    The man known as GOD has a reputation for getting the job done

    Lord O'Donnell's three principles of rule
    Rainbow shades: It's all bright on the night

    Rainbow shades

    It's all bright on the night
    'It was first time I had ever tasted chocolate. I kept a piece, and when Amsterdam was liberated, I gave it to the first Allied soldier I saw'

    Bread from heaven

    Dutch survivors thank RAF for World War II drop that saved millions
    Britain will be 'run for the wealthy and powerful' if Tories retain power - Labour

    How 'the Axe' helped Labour

    UK will be 'run for the wealthy and powerful' if Tories retain power
    Rare and exclusive video shows the horrific price paid by activists for challenging the rule of jihadist extremists in Syria

    The price to be paid for challenging the rule of extremists

    A revolution now 'consuming its own children'
    Welcome to the world of Megagames

    Welcome to the world of Megagames

    300 players take part in Watch the Skies! board game in London
    'Nymphomaniac' actress reveals what it was really like to star in one of the most explicit films ever

    Charlotte Gainsbourg on 'Nymphomaniac'

    Starring in one of the most explicit films ever
    Robert Fisk in Abu Dhabi: The Emirates' out-of-sight migrant workers helping to build the dream projects of its rulers

    Robert Fisk in Abu Dhabi

    The Emirates' out-of-sight migrant workers helping to build the dream projects of its rulers
    Vince Cable interview: Charging fees for employment tribunals was 'a very bad move'

    Vince Cable exclusive interview

    Charging fees for employment tribunals was 'a very bad move'
    Iwan Rheon interview: Game of Thrones star returns to his Welsh roots to record debut album

    Iwan Rheon is returning to his Welsh roots

    Rheon is best known for his role as the Bastard of Bolton. It's gruelling playing a sadistic torturer, he tells Craig McLean, but it hasn't stopped him recording an album of Welsh psychedelia
    Russell Brand's interview with Ed Miliband has got everyone talking about The Trews

    Everyone is talking about The Trews

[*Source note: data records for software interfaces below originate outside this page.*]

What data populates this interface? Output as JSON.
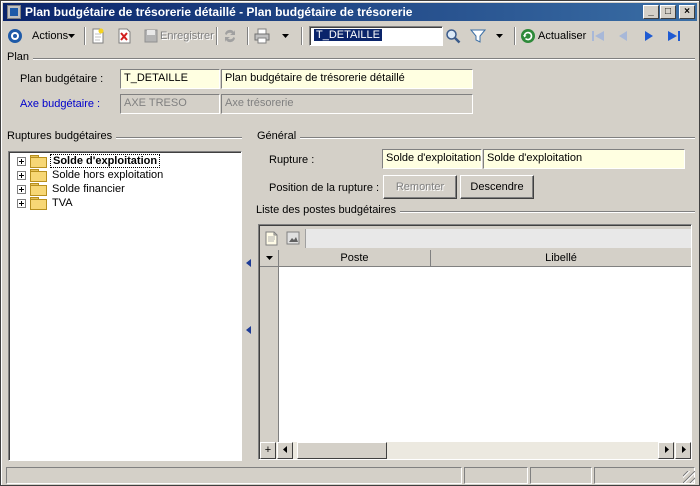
{
  "window": {
    "title": "Plan budgétaire de trésorerie détaillé -  Plan budgétaire de trésorerie",
    "buttons": [
      "_",
      "□",
      "×"
    ]
  },
  "toolbar": {
    "actions_label": "Actions",
    "save_label": "Enregistrer",
    "code_value": "T_DETAILLE",
    "refresh_label": "Actualiser"
  },
  "plan": {
    "section_title": "Plan",
    "plan_label": "Plan budgétaire :",
    "plan_code": "T_DETAILLE",
    "plan_name": "Plan budgétaire de trésorerie détaillé",
    "axe_label": "Axe budgétaire :",
    "axe_code": "AXE TRESO",
    "axe_name": "Axe trésorerie"
  },
  "ruptures": {
    "section_title": "Ruptures budgétaires",
    "items": [
      {
        "label": "Solde d'exploitation",
        "selected": true
      },
      {
        "label": "Solde hors exploitation",
        "selected": false
      },
      {
        "label": "Solde financier",
        "selected": false
      },
      {
        "label": "TVA",
        "selected": false
      }
    ]
  },
  "general": {
    "section_title": "Général",
    "rupture_label": "Rupture :",
    "rupture_code": "Solde d'exploitation",
    "rupture_name": "Solde d'exploitation",
    "position_label": "Position de la rupture :",
    "up_button": "Remonter",
    "down_button": "Descendre"
  },
  "postes": {
    "section_title": "Liste des postes budgétaires",
    "columns": [
      "Poste",
      "Libellé"
    ],
    "rows": [],
    "add_symbol": "+"
  },
  "colors": {
    "title_start": "#0a246a",
    "title_end": "#3a6ea5",
    "field_yellow": "#ffffe1",
    "link_blue": "#0000cc"
  }
}
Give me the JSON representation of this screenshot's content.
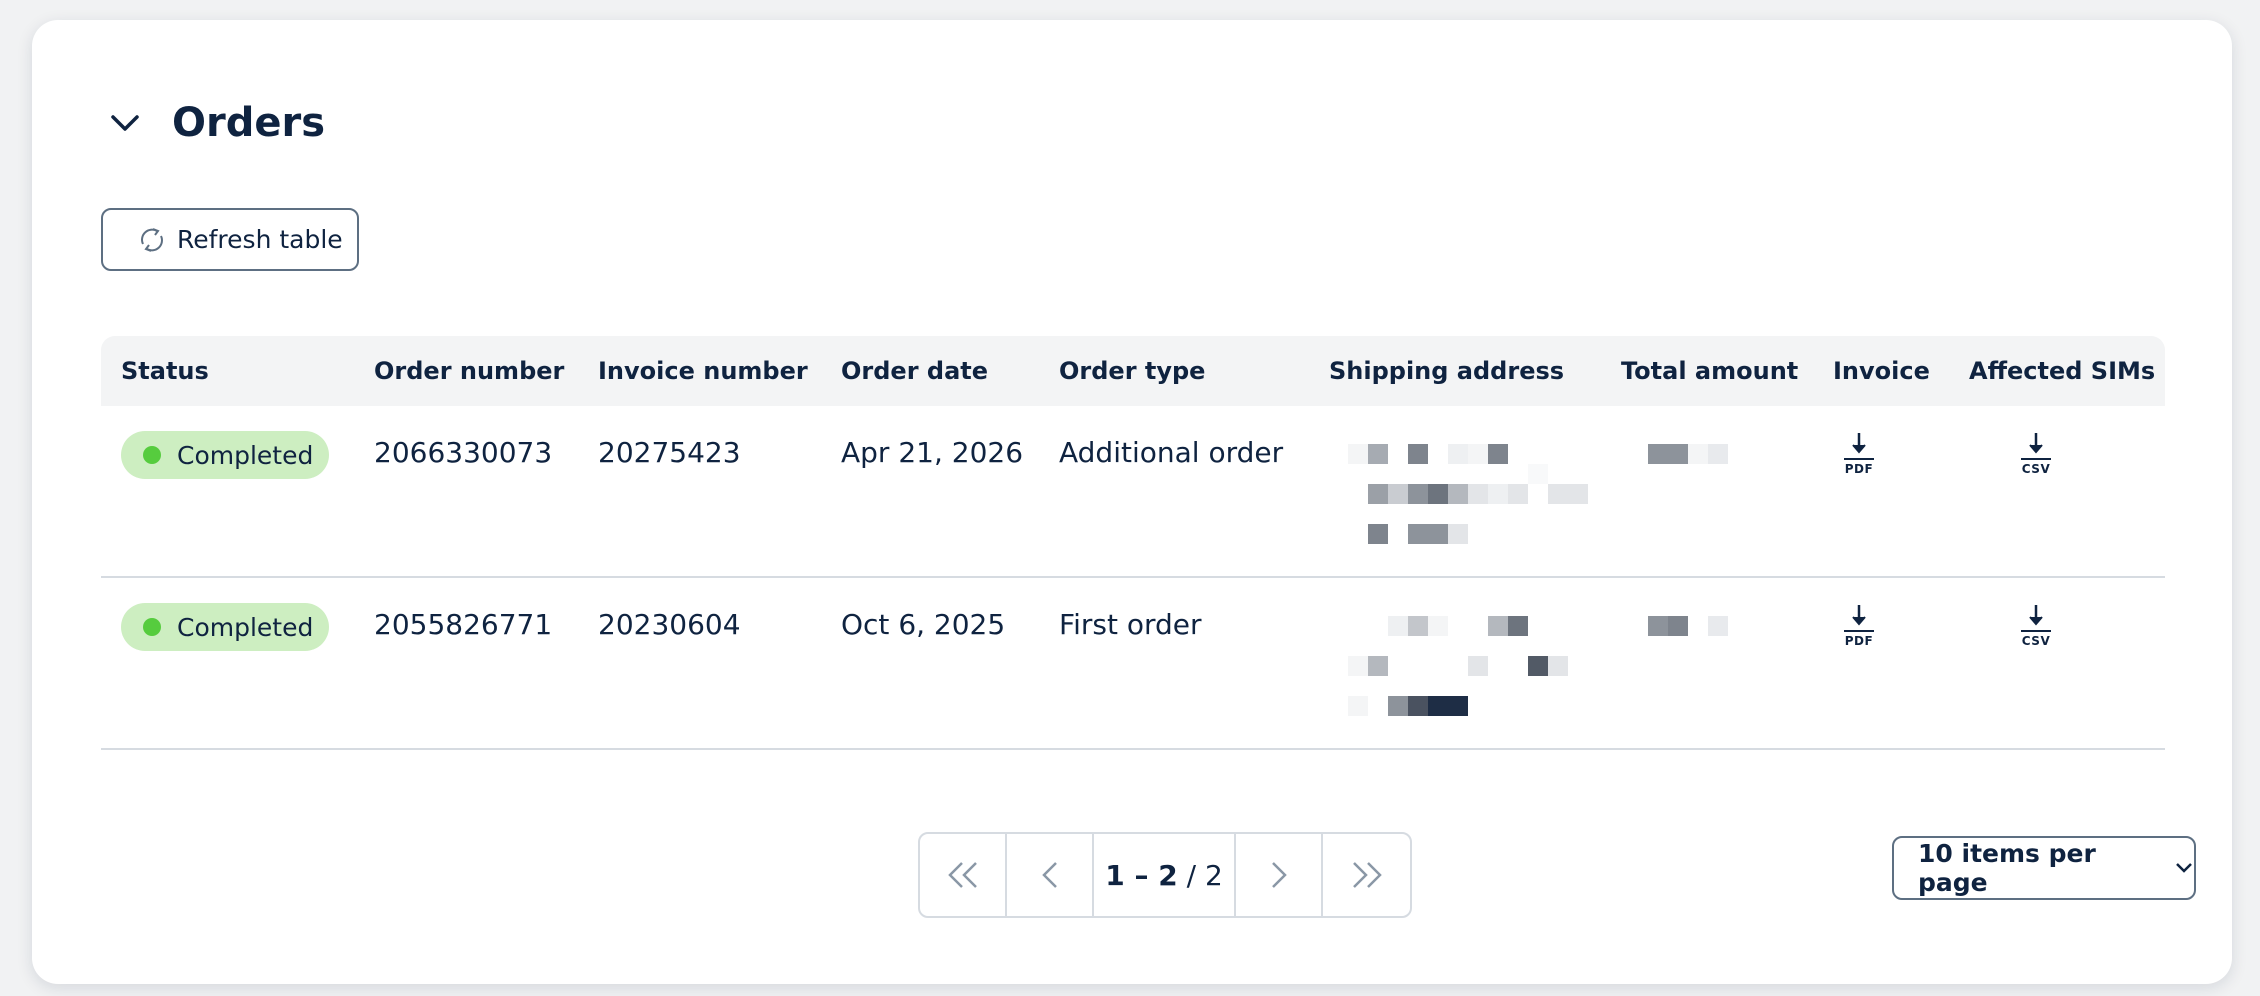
{
  "section": {
    "title": "Orders",
    "collapse_icon": "chevron-down-icon"
  },
  "toolbar": {
    "refresh_label": "Refresh table",
    "refresh_icon": "refresh-icon"
  },
  "table": {
    "columns": [
      "Status",
      "Order number",
      "Invoice number",
      "Order date",
      "Order type",
      "Shipping address",
      "Total amount",
      "Invoice",
      "Affected SIMs"
    ],
    "rows": [
      {
        "status": "Completed",
        "order_number": "2066330073",
        "invoice_number": "20275423",
        "order_date": "Apr 21, 2026",
        "order_type": "Additional order",
        "invoice_file": "PDF",
        "sims_file": "CSV"
      },
      {
        "status": "Completed",
        "order_number": "2055826771",
        "invoice_number": "20230604",
        "order_date": "Oct 6, 2025",
        "order_type": "First order",
        "invoice_file": "PDF",
        "sims_file": "CSV"
      }
    ]
  },
  "pagination": {
    "range": "1 – 2",
    "total": "/ 2"
  },
  "per_page": {
    "label": "10 items per page"
  },
  "colors": {
    "status_badge_bg": "#cdeec1",
    "status_dot": "#56cc3e",
    "text": "#0f2340"
  }
}
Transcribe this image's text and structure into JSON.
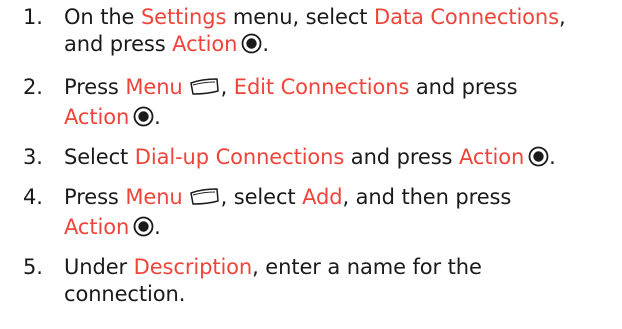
{
  "steps": [
    {
      "number": "1.",
      "parts": [
        "On the ",
        "Settings",
        " menu, select ",
        "Data Connections",
        ",",
        "and press ",
        "Action",
        "."
      ]
    },
    {
      "number": "2.",
      "parts": [
        "Press ",
        "Menu",
        ", ",
        "Edit Connections",
        " and press",
        "Action",
        "."
      ]
    },
    {
      "number": "3.",
      "parts": [
        "Select ",
        "Dial-up Connections",
        " and press ",
        "Action",
        "."
      ]
    },
    {
      "number": "4.",
      "parts": [
        "Press ",
        "Menu",
        ", select ",
        "Add",
        ", and then press",
        "Action",
        "."
      ]
    },
    {
      "number": "5.",
      "parts": [
        "Under ",
        "Description",
        ", enter a name for the",
        "connection."
      ]
    }
  ],
  "icons": {
    "action": "action-button-icon",
    "menu": "menu-softkey-icon"
  },
  "colors": {
    "highlight": "#f0443a",
    "text": "#1a1a1a"
  }
}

    Russell Brand's 'true news' videos attract millions of viewers. But today's 'Milibrand' interview introduced his resolutely amateurish style to a whole new crowd
    Morne Hardenberg interview: Cameraman for BBC's upcoming show Shark on filming the ocean's most dangerous predator

    It's time for my close-up

    Meet the man who films great whites for a living